Winner 2010 Indie Award for Best Fantasy.
It should have been a cushy job: Vern, the dragon detective, and his partner, the mage Sister Grace, are given an all-expense paid trip to Florida to chaperone a group of Magicals at a Mensa convention. Then the pixies start pranking, the Valkyrie starts vamping and a dwarf goes to Billy Beaver's Fantasyland hoping to be "discovered." Environmentalists protest Vern's "disrupting the ecosystem," while clueless tourists think he's animatronic. When the elves get high on artificial flavorings and declare war on Florida, it turns into the toughest case they aren’t getting paid for.
Read the Reviews:
Karina Fabianʼs premiere novel from Swimming Kangaroo Press, Magic, Mensa and Mayhem, made me laugh, everything from quiet chuckles to outright snorts. MM&M brought to mind Craig Shaw Gardnerʼs humorous Tales of Wuntvor, with its phraselong Elvish names and clash of magical races, each with its own culture and quirks that would make a UN official tear out his or her hair. The main character and narrator, a cranky dragon named Vern and his partner, an Irish Faerie nun named Sister Grace, negotiate a MENSA convention in Central Florida in an effort to keep the peace between the Mundane world and the delegates from Faerie, all the while trying to discover the reason a perpetrator has set a host of Brownies loose in an unbridled cleaning frenzy. There are enough puns to elicit groans from even the sternest critic. A quick read and an enjoyable one.

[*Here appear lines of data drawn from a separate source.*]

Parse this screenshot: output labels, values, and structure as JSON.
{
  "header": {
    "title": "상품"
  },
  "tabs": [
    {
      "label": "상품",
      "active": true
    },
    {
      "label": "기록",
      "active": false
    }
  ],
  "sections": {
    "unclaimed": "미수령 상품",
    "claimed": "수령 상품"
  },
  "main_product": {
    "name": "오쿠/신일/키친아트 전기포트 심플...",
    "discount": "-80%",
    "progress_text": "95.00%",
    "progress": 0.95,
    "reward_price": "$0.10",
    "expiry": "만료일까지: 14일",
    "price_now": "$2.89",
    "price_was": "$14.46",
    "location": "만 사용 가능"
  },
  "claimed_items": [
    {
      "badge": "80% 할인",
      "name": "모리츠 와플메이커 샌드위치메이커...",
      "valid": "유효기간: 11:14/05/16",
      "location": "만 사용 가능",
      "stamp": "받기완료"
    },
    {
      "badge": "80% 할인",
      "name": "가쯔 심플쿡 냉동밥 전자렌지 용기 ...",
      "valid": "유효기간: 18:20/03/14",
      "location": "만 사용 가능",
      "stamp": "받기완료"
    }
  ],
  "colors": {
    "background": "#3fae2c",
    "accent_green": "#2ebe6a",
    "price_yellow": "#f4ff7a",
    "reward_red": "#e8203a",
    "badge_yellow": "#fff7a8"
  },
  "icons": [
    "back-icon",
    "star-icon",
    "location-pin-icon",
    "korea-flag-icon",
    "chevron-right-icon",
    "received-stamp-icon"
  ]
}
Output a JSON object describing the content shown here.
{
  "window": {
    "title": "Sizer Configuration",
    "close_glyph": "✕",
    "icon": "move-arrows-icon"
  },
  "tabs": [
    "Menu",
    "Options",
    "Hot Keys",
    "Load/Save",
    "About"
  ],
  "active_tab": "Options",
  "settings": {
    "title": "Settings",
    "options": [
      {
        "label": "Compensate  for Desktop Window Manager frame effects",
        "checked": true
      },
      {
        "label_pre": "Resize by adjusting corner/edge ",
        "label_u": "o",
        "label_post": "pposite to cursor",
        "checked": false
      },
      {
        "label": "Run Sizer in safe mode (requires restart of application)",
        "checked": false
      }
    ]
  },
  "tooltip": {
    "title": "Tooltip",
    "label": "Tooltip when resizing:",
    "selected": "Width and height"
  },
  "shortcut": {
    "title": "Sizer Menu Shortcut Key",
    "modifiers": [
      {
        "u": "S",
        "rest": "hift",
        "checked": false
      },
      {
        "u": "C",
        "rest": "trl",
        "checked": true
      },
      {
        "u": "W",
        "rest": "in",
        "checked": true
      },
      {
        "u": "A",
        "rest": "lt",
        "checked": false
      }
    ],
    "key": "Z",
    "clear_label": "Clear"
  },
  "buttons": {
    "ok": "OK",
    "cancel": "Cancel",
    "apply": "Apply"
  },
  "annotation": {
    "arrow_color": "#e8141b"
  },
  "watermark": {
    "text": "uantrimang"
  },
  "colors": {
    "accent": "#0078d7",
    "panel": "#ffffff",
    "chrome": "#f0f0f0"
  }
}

--Jody Lynne Nye, author of An Unexpected Apprentice and co-author of the Myth, Inc novels
Religion and humor suffuse this well-imagined and densely plotted comedic mystery, based on a short story of the same title. Cursed by St. George to serve the Faerie Catholic Church, dragon detective Vern now sleuths in the mundane world. His latest (unpaid) assignment is to babysit a group of faeries attending a Mensa meeting. Vern quickly has his claws full juggling crises, from invisible brownies to two elves whose rivalry threatens to become interdimensional war. Distinctly memorable and occasionally silly supporting characters, from Brunhilde the Valkyrie to Native American trickster Coyote, steer the action. While the conclusion sticks perilously close to genre formula and the narrative is jumpy throughout, most readers will forgive the clichés (and Vern’s groan-worthy puns) and chuckle all the way through.
--Publisher's Weekly, Feb 2009